In the spring of 1964, Louie Louie was banned from the airwaves in the entire state of Indiana. Parents, teachers and clergymen, the holy trinity of the easily offended, began to complain about the song's “x-rated” message. And at that point, the FBI started their investigation, assigning agents to decode the lyric. Though they would abandon their inquiry a year later, many of the transcriptions of what they thought they heard are now declassified documents. Couplets like “And on that chair, I lay her there / I felt my boner in her hair” perhaps say more about the overworked FBI agents than The Kingsmen.

The song’s original chart run was only the beginning. The single was re-released for three consecutive years, charting again in 1966. Over the next 10 years, it became the unofficial anthem for garage bands around the world. By 1978, when John Belushi belted it out in Animal House, it had been recorded in over 800 versions and translated into 20 different languages. 

In 1983, Rhino were able to release a Best Of Louie Louie compilation that gathered together Berry's original and The Kingsmen's cover alongside recordings by the likes of the Rice University Marching Owl Band and the pithily named Les Dantz & His Orchestra. A second volume followed in 1989. 

By 2000, the song had thoroughly inundated every aspect of pop culture, appearing in major motion pictures, TV shows, cartoons and commercials, in novels and non-fiction (rock scribe Dave Marsh wrote an entire book about the song), and even in the work of one modern painter. There are several Louie Louie bars, cafes and restaurants around the world, as well as a cocktail that bears the name.

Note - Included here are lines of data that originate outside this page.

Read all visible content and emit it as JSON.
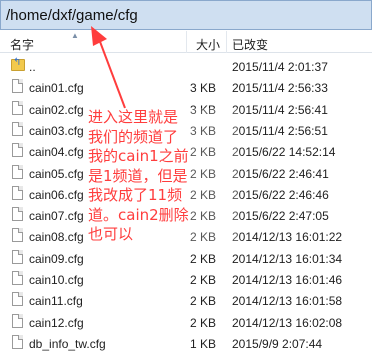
{
  "path": "/home/dxf/game/cfg",
  "columns": {
    "name": "名字",
    "size": "大小",
    "date": "已改变"
  },
  "rows": [
    {
      "name": "..",
      "size": "",
      "date": "2015/11/4 2:01:37",
      "type": "up"
    },
    {
      "name": "cain01.cfg",
      "size": "3 KB",
      "date": "2015/11/4 2:56:33",
      "type": "file"
    },
    {
      "name": "cain02.cfg",
      "size": "3 KB",
      "date": "2015/11/4 2:56:41",
      "type": "file"
    },
    {
      "name": "cain03.cfg",
      "size": "3 KB",
      "date": "2015/11/4 2:56:51",
      "type": "file"
    },
    {
      "name": "cain04.cfg",
      "size": "2 KB",
      "date": "2015/6/22 14:52:14",
      "type": "file"
    },
    {
      "name": "cain05.cfg",
      "size": "2 KB",
      "date": "2015/6/22 2:46:41",
      "type": "file"
    },
    {
      "name": "cain06.cfg",
      "size": "2 KB",
      "date": "2015/6/22 2:46:46",
      "type": "file"
    },
    {
      "name": "cain07.cfg",
      "size": "2 KB",
      "date": "2015/6/22 2:47:05",
      "type": "file"
    },
    {
      "name": "cain08.cfg",
      "size": "2 KB",
      "date": "2014/12/13 16:01:22",
      "type": "file"
    },
    {
      "name": "cain09.cfg",
      "size": "2 KB",
      "date": "2014/12/13 16:01:34",
      "type": "file"
    },
    {
      "name": "cain10.cfg",
      "size": "2 KB",
      "date": "2014/12/13 16:01:46",
      "type": "file"
    },
    {
      "name": "cain11.cfg",
      "size": "2 KB",
      "date": "2014/12/13 16:01:58",
      "type": "file"
    },
    {
      "name": "cain12.cfg",
      "size": "2 KB",
      "date": "2014/12/13 16:02:08",
      "type": "file"
    },
    {
      "name": "db_info_tw.cfg",
      "size": "1 KB",
      "date": "2015/9/9 2:07:44",
      "type": "file"
    }
  ],
  "annotation": {
    "lines": [
      "进入这里就是",
      "我们的频道了",
      "我的cain1之前",
      "是1频道，但是",
      "我改成了11频",
      "道。cain2删除",
      "也可以"
    ],
    "color": "#ff3d3d"
  }
}
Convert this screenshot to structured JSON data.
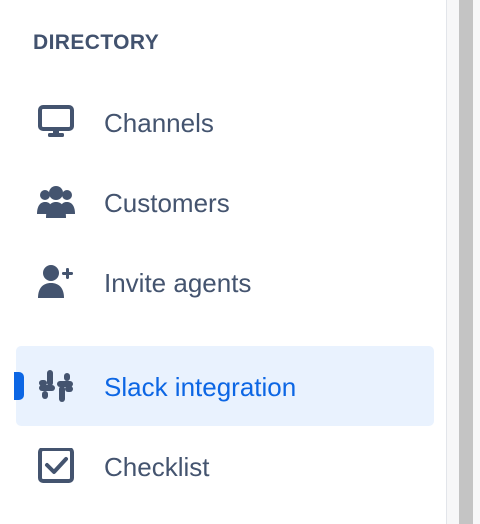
{
  "sidebar": {
    "section_title": "DIRECTORY",
    "items": [
      {
        "label": "Channels",
        "icon": "monitor-icon",
        "active": false
      },
      {
        "label": "Customers",
        "icon": "users-icon",
        "active": false
      },
      {
        "label": "Invite agents",
        "icon": "user-plus-icon",
        "active": false
      },
      {
        "label": "Slack integration",
        "icon": "slack-icon",
        "active": true
      },
      {
        "label": "Checklist",
        "icon": "checkbox-icon",
        "active": false
      }
    ]
  },
  "colors": {
    "text": "#44546f",
    "heading": "#42526e",
    "accent": "#0c66e4",
    "active_background": "#e9f2fe"
  }
}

“The whole record was a fluke really,” Mitchell said. “It's taken on its own life and still has its own life.”

“There was a raw honesty and intensity about it,” Gallucci added. “It caught a kind of raucous punk energy that people were really dying for.”

Finally, there was a happy ending for songwriter Richard Berry. In 1992, Berry regained the rights to his song. The following year, he got his first royalty check for it, in the amount of $2 million. He passed away five years later. 

In 1993, the Kingsmen emerged from their own long court battle, with ownership of their Louie Louie master, which they had naively signed away back in 1964. Fronted by original drummer Dick Peterson, the group still plays on the oldies circuit. In 2021, when Mike Mitchell passed away, band members and friends gathered at a tribute show to play a hilariously extended version of the song. Fittingly, it was as ramshackle as the Kingsmen's.

Bill DeMain is a correspondent for BBC Glasgow, a regular contributor to MOJO, Classic Rock and Mental Floss, and the author of six books, including the best-selling Sgt. Pepper At 50. He is also an acclaimed musician and songwriter who's written for artists including Marshall Crenshaw, Teddy Thompson and Kim Richey. His songs have appeared in TV shows such as Private Practice and Sons of Anarchy. In 2013, he started Walkin' Nashville, a music history tour that's been the #1 rated activity on Trip Advisor. An avid bird-watcher, he also makes bird cards and prints.